He hopes to create a program to offer financial assistance and food for individuals most in need, targeted especially for local residents making 200 percent of the area median income. Support would be provided through the county’s existing network of community-based organizations.
County officials noted that the initiatives, programs and funding will shift as the COVID-19 outbreak continues to unfold.
“We’re going to have to evolve this as we go,” Lennard said.
Next Steps For the Budget
Once the revised budget is ready by April 7, residents can expect opportunities to testify April 14-16.
Joseph Mondoro, the county’s chief financial officer, said that the meeting today that people will be able to testify via video, phone, online forms and even in-person. Although Chairman Jeff McKay said that he would like people to only come in-person as a last resort.

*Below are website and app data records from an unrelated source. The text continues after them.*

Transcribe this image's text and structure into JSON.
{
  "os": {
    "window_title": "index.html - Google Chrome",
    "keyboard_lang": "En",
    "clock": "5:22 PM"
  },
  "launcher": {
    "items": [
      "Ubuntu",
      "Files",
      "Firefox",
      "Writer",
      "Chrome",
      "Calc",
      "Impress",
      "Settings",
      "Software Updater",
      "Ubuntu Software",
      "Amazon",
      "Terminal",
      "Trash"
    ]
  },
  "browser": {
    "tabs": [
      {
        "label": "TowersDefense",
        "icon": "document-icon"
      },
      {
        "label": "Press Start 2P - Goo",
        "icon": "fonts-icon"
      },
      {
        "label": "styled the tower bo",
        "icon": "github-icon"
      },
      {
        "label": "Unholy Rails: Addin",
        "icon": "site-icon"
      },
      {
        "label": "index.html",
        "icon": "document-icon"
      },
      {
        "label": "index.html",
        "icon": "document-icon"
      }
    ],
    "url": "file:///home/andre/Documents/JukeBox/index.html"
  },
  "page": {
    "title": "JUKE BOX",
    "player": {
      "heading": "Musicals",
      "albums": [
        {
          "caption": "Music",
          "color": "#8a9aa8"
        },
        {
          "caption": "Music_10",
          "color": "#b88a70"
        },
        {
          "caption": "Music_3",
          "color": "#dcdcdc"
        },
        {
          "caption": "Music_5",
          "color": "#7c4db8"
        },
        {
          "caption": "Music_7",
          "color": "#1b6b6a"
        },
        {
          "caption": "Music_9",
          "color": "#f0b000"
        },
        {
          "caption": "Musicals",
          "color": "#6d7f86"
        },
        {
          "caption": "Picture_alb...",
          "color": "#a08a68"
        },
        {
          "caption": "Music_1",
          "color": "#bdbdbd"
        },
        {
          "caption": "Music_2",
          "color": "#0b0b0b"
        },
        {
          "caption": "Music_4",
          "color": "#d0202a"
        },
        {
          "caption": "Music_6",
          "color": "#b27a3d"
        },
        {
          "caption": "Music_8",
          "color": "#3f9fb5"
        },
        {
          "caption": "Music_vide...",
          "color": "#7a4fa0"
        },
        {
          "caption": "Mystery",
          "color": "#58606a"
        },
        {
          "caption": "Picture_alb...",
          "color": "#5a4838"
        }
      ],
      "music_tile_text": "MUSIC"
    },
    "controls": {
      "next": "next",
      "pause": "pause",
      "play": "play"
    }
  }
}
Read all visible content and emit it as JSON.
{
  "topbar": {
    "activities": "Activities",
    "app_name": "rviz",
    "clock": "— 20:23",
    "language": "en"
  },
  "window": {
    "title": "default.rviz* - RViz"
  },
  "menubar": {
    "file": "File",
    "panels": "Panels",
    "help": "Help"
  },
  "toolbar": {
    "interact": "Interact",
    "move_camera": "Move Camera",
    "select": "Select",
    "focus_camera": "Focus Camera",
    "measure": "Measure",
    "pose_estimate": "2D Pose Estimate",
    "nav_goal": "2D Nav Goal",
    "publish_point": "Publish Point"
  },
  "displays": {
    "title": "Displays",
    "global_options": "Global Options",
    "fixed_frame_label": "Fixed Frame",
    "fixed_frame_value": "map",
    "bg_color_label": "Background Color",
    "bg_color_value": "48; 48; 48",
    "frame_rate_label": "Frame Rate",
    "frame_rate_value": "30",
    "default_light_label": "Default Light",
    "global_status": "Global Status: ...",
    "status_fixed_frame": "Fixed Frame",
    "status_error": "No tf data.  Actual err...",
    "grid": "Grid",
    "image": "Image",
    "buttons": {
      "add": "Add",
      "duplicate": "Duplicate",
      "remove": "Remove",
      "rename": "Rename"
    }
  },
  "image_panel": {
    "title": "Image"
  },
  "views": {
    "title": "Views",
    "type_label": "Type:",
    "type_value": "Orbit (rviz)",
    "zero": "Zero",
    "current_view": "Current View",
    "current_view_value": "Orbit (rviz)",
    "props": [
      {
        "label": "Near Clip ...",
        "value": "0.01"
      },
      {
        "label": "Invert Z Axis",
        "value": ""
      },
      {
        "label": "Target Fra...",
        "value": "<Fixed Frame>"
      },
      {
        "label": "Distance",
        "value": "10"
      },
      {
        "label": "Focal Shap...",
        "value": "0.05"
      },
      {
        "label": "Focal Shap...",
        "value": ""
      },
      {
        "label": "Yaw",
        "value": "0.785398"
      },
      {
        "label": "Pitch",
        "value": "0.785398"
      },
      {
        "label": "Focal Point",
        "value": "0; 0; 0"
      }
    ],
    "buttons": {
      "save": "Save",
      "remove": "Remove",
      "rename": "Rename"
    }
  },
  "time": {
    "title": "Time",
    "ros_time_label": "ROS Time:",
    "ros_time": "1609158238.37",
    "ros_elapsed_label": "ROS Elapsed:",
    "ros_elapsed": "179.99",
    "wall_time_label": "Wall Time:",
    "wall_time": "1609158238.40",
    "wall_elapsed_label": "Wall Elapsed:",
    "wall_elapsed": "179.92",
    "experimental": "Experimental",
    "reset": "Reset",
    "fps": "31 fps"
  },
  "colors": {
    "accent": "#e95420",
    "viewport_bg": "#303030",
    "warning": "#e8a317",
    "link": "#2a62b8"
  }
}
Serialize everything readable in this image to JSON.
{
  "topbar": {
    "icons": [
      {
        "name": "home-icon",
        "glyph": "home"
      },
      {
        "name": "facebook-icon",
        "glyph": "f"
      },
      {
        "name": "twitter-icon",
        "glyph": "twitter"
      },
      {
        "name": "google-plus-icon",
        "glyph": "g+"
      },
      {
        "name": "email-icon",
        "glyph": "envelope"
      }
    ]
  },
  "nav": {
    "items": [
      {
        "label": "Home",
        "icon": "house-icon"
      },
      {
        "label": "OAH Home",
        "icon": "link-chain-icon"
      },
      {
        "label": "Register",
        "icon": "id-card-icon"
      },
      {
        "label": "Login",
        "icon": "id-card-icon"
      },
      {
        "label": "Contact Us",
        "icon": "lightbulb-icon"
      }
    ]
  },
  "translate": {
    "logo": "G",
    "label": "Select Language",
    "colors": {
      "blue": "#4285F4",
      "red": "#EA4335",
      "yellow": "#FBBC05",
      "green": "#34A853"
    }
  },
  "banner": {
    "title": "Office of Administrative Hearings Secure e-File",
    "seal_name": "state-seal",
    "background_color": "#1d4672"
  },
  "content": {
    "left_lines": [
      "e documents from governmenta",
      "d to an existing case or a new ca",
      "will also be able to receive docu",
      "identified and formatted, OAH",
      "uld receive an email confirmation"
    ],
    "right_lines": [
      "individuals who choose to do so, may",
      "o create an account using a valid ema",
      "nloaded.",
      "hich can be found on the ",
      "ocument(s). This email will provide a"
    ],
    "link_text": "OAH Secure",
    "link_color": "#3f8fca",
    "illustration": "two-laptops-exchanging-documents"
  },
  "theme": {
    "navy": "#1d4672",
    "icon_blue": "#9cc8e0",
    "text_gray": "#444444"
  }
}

McKay added that quarterly reviews, which the county already does, will will be “much more robust” for the FY 2021 budget.
Much of the discussion between the supervisors today involved ideas they had for where to cut or boost up the new budget, including suggestions from Mason District Supervisor Penny Gross to “keep first responders in mind” and Springfield District Supervisor Pat Herrity to delay funding the body camera program for the police department.
At the end of the meeting, McKay said there will be “shared pain” in the new budget, noting that cuts should not focus on one area.
McKay said that one of his top priorities is to keep on the county’s employees.
“We want to protect our employees,” he said.
Catherine Douglas Moran contributed to this report
Photo via Fairfax County Government